YOUR INSTRUCTIONS: Check each line of the data below for the string "電子媒体届". Then give the number of lines that have it, without anything else.

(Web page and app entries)
══════

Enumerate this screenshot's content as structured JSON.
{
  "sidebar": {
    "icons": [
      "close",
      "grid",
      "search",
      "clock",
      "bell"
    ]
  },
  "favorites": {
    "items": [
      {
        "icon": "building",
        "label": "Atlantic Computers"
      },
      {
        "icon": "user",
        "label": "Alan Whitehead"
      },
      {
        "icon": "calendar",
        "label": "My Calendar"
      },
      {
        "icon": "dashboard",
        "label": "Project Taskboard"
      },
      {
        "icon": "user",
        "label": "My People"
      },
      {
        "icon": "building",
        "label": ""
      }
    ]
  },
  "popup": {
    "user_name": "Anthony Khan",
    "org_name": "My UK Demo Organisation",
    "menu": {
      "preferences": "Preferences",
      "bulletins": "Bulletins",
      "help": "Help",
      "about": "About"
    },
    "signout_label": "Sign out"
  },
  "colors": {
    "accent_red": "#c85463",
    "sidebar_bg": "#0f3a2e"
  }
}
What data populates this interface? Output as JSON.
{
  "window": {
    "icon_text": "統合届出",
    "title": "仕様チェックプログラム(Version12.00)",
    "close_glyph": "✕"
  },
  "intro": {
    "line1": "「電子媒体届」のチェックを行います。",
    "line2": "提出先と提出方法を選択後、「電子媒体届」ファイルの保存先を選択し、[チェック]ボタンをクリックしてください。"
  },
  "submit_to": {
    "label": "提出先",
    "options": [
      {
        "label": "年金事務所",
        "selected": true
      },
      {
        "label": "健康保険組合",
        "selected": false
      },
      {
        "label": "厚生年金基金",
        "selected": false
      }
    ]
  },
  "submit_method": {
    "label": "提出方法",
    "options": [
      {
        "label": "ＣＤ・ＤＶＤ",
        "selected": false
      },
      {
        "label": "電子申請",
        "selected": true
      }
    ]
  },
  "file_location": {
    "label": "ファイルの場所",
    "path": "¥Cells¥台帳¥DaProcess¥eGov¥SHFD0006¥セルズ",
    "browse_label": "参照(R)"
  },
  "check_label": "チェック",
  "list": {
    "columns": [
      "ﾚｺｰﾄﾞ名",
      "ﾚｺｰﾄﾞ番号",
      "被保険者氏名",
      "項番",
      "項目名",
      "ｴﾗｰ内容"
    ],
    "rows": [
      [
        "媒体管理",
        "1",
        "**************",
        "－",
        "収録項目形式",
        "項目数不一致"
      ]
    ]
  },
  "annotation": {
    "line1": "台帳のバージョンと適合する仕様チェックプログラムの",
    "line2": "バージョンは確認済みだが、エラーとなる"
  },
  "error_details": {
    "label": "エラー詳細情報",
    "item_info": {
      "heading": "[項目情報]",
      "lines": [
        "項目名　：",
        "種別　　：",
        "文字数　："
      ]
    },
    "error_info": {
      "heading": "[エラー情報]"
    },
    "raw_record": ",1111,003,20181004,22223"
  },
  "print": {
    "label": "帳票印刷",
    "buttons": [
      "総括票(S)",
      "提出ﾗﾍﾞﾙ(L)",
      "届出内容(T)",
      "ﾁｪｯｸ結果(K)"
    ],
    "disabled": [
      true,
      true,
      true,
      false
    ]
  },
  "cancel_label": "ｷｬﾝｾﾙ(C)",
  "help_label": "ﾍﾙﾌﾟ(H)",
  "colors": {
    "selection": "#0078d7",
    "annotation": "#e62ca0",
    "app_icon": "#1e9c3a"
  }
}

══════

ANSWER BOX: 2